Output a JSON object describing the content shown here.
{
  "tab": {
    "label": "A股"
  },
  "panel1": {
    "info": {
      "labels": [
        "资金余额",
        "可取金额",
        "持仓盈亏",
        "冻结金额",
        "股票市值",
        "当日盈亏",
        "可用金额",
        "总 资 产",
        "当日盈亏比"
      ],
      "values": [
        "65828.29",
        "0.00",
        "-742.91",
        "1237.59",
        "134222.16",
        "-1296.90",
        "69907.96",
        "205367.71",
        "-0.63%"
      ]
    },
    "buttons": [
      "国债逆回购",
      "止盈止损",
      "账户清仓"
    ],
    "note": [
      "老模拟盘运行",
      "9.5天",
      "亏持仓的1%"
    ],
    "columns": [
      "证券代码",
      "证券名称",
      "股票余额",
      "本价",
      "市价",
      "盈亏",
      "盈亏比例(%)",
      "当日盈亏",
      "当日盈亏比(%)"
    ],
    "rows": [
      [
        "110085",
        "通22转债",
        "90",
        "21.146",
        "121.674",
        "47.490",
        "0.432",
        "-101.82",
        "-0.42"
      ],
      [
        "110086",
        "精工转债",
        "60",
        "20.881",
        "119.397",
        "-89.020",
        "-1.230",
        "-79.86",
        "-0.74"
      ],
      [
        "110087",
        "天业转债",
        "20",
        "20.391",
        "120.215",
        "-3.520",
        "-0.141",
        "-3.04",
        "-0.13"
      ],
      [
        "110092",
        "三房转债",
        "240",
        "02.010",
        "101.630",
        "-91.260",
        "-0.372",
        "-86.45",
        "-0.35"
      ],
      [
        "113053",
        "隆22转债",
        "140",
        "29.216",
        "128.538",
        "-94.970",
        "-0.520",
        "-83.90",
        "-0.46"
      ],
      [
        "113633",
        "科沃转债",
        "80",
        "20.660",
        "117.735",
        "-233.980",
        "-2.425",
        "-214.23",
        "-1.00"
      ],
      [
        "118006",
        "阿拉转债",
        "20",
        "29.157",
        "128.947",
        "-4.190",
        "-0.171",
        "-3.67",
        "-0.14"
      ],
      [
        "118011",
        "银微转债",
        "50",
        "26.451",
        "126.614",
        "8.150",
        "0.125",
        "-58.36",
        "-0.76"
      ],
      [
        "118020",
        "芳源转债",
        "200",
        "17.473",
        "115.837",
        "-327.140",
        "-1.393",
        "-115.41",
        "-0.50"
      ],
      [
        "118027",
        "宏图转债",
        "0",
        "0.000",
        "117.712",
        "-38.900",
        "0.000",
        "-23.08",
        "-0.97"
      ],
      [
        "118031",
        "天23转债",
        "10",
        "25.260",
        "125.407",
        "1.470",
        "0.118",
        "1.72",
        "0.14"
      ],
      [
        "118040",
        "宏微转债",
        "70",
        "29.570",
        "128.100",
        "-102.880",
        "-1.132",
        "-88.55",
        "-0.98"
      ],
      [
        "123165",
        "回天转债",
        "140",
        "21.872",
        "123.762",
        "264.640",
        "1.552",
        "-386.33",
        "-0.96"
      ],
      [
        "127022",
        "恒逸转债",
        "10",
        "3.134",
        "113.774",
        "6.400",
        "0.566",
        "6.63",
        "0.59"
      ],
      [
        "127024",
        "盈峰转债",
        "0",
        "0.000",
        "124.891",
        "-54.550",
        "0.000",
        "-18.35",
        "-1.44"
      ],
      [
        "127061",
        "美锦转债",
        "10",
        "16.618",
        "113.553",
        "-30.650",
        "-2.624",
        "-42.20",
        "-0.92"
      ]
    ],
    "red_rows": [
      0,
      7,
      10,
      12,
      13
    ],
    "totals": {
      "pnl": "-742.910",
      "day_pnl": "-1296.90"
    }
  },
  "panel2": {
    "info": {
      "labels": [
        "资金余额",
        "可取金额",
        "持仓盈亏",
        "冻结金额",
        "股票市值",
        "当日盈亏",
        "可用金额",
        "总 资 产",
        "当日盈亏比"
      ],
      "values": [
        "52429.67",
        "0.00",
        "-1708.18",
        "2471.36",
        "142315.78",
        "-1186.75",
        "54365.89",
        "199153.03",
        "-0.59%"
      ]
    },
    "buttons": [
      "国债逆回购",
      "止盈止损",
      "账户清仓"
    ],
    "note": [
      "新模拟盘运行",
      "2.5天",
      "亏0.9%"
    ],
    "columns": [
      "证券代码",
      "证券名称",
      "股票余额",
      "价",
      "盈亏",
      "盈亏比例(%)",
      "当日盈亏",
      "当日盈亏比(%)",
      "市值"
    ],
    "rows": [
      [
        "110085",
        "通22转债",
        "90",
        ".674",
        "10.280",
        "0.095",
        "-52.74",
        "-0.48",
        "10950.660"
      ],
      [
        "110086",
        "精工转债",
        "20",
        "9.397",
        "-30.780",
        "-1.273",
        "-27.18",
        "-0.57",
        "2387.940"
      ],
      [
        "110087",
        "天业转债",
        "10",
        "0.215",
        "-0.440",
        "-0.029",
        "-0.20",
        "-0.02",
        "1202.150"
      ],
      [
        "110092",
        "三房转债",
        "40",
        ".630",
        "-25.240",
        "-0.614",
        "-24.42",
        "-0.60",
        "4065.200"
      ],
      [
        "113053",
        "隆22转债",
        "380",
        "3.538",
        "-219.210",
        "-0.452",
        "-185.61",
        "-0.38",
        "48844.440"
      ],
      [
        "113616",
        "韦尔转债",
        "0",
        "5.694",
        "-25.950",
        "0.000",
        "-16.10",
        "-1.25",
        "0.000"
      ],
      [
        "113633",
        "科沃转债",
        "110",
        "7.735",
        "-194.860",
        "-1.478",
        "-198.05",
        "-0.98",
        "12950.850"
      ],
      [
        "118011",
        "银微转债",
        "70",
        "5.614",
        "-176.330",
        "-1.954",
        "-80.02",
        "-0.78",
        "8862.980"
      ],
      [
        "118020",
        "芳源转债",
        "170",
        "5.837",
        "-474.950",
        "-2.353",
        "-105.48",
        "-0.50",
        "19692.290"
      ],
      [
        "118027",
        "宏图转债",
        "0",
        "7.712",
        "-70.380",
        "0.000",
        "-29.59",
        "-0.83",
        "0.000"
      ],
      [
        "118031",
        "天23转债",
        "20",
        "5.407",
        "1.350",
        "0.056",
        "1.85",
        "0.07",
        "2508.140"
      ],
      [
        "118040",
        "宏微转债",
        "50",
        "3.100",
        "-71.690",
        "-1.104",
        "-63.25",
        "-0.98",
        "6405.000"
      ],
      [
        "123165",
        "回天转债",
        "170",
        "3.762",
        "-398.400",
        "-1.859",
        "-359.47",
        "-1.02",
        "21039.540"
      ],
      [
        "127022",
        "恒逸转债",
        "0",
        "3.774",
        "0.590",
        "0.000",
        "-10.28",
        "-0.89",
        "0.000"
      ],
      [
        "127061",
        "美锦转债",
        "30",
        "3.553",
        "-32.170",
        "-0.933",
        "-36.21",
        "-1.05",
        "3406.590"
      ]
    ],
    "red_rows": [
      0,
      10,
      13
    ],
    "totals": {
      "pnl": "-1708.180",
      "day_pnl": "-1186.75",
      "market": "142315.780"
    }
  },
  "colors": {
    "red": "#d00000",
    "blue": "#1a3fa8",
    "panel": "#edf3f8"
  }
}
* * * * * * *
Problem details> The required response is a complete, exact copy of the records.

Answer space>
Output a JSON object describing the content shown here.
{
  "tab": {
    "label": "A股"
  },
  "panel1": {
    "info": {
      "labels": [
        "资金余额",
        "可取金额",
        "持仓盈亏",
        "冻结金额",
        "股票市值",
        "当日盈亏",
        "可用金额",
        "总 资 产",
        "当日盈亏比"
      ],
      "values": [
        "65828.29",
        "0.00",
        "-742.91",
        "1237.59",
        "134222.16",
        "-1296.90",
        "69907.96",
        "205367.71",
        "-0.63%"
      ]
    },
    "buttons": [
      "国债逆回购",
      "止盈止损",
      "账户清仓"
    ],
    "note": [
      "老模拟盘运行",
      "9.5天",
      "亏持仓的1%"
    ],
    "columns": [
      "证券代码",
      "证券名称",
      "股票余额",
      "本价",
      "市价",
      "盈亏",
      "盈亏比例(%)",
      "当日盈亏",
      "当日盈亏比(%)"
    ],
    "rows": [
      [
        "110085",
        "通22转债",
        "90",
        "21.146",
        "121.674",
        "47.490",
        "0.432",
        "-101.82",
        "-0.42"
      ],
      [
        "110086",
        "精工转债",
        "60",
        "20.881",
        "119.397",
        "-89.020",
        "-1.230",
        "-79.86",
        "-0.74"
      ],
      [
        "110087",
        "天业转债",
        "20",
        "20.391",
        "120.215",
        "-3.520",
        "-0.141",
        "-3.04",
        "-0.13"
      ],
      [
        "110092",
        "三房转债",
        "240",
        "02.010",
        "101.630",
        "-91.260",
        "-0.372",
        "-86.45",
        "-0.35"
      ],
      [
        "113053",
        "隆22转债",
        "140",
        "29.216",
        "128.538",
        "-94.970",
        "-0.520",
        "-83.90",
        "-0.46"
      ],
      [
        "113633",
        "科沃转债",
        "80",
        "20.660",
        "117.735",
        "-233.980",
        "-2.425",
        "-214.23",
        "-1.00"
      ],
      [
        "118006",
        "阿拉转债",
        "20",
        "29.157",
        "128.947",
        "-4.190",
        "-0.171",
        "-3.67",
        "-0.14"
      ],
      [
        "118011",
        "银微转债",
        "50",
        "26.451",
        "126.614",
        "8.150",
        "0.125",
        "-58.36",
        "-0.76"
      ],
      [
        "118020",
        "芳源转债",
        "200",
        "17.473",
        "115.837",
        "-327.140",
        "-1.393",
        "-115.41",
        "-0.50"
      ],
      [
        "118027",
        "宏图转债",
        "0",
        "0.000",
        "117.712",
        "-38.900",
        "0.000",
        "-23.08",
        "-0.97"
      ],
      [
        "118031",
        "天23转债",
        "10",
        "25.260",
        "125.407",
        "1.470",
        "0.118",
        "1.72",
        "0.14"
      ],
      [
        "118040",
        "宏微转债",
        "70",
        "29.570",
        "128.100",
        "-102.880",
        "-1.132",
        "-88.55",
        "-0.98"
      ],
      [
        "123165",
        "回天转债",
        "140",
        "21.872",
        "123.762",
        "264.640",
        "1.552",
        "-386.33",
        "-0.96"
      ],
      [
        "127022",
        "恒逸转债",
        "10",
        "3.134",
        "113.774",
        "6.400",
        "0.566",
        "6.63",
        "0.59"
      ],
      [
        "127024",
        "盈峰转债",
        "0",
        "0.000",
        "124.891",
        "-54.550",
        "0.000",
        "-18.35",
        "-1.44"
      ],
      [
        "127061",
        "美锦转债",
        "10",
        "16.618",
        "113.553",
        "-30.650",
        "-2.624",
        "-42.20",
        "-0.92"
      ]
    ],
    "red_rows": [
      0,
      7,
      10,
      12,
      13
    ],
    "totals": {
      "pnl": "-742.910",
      "day_pnl": "-1296.90"
    }
  },
  "panel2": {
    "info": {
      "labels": [
        "资金余额",
        "可取金额",
        "持仓盈亏",
        "冻结金额",
        "股票市值",
        "当日盈亏",
        "可用金额",
        "总 资 产",
        "当日盈亏比"
      ],
      "values": [
        "52429.67",
        "0.00",
        "-1708.18",
        "2471.36",
        "142315.78",
        "-1186.75",
        "54365.89",
        "199153.03",
        "-0.59%"
      ]
    },
    "buttons": [
      "国债逆回购",
      "止盈止损",
      "账户清仓"
    ],
    "note": [
      "新模拟盘运行",
      "2.5天",
      "亏0.9%"
    ],
    "columns": [
      "证券代码",
      "证券名称",
      "股票余额",
      "价",
      "盈亏",
      "盈亏比例(%)",
      "当日盈亏",
      "当日盈亏比(%)",
      "市值"
    ],
    "rows": [
      [
        "110085",
        "通22转债",
        "90",
        ".674",
        "10.280",
        "0.095",
        "-52.74",
        "-0.48",
        "10950.660"
      ],
      [
        "110086",
        "精工转债",
        "20",
        "9.397",
        "-30.780",
        "-1.273",
        "-27.18",
        "-0.57",
        "2387.940"
      ],
      [
        "110087",
        "天业转债",
        "10",
        "0.215",
        "-0.440",
        "-0.029",
        "-0.20",
        "-0.02",
        "1202.150"
      ],
      [
        "110092",
        "三房转债",
        "40",
        ".630",
        "-25.240",
        "-0.614",
        "-24.42",
        "-0.60",
        "4065.200"
      ],
      [
        "113053",
        "隆22转债",
        "380",
        "3.538",
        "-219.210",
        "-0.452",
        "-185.61",
        "-0.38",
        "48844.440"
      ],
      [
        "113616",
        "韦尔转债",
        "0",
        "5.694",
        "-25.950",
        "0.000",
        "-16.10",
        "-1.25",
        "0.000"
      ],
      [
        "113633",
        "科沃转债",
        "110",
        "7.735",
        "-194.860",
        "-1.478",
        "-198.05",
        "-0.98",
        "12950.850"
      ],
      [
        "118011",
        "银微转债",
        "70",
        "5.614",
        "-176.330",
        "-1.954",
        "-80.02",
        "-0.78",
        "8862.980"
      ],
      [
        "118020",
        "芳源转债",
        "170",
        "5.837",
        "-474.950",
        "-2.353",
        "-105.48",
        "-0.50",
        "19692.290"
      ],
      [
        "118027",
        "宏图转债",
        "0",
        "7.712",
        "-70.380",
        "0.000",
        "-29.59",
        "-0.83",
        "0.000"
      ],
      [
        "118031",
        "天23转债",
        "20",
        "5.407",
        "1.350",
        "0.056",
        "1.85",
        "0.07",
        "2508.140"
      ],
      [
        "118040",
        "宏微转债",
        "50",
        "3.100",
        "-71.690",
        "-1.104",
        "-63.25",
        "-0.98",
        "6405.000"
      ],
      [
        "123165",
        "回天转债",
        "170",
        "3.762",
        "-398.400",
        "-1.859",
        "-359.47",
        "-1.02",
        "21039.540"
      ],
      [
        "127022",
        "恒逸转债",
        "0",
        "3.774",
        "0.590",
        "0.000",
        "-10.28",
        "-0.89",
        "0.000"
      ],
      [
        "127061",
        "美锦转债",
        "30",
        "3.553",
        "-32.170",
        "-0.933",
        "-36.21",
        "-1.05",
        "3406.590"
      ]
    ],
    "red_rows": [
      0,
      10,
      13
    ],
    "totals": {
      "pnl": "-1708.180",
      "day_pnl": "-1186.75",
      "market": "142315.780"
    }
  },
  "colors": {
    "red": "#d00000",
    "blue": "#1a3fa8",
    "panel": "#edf3f8"
  }
}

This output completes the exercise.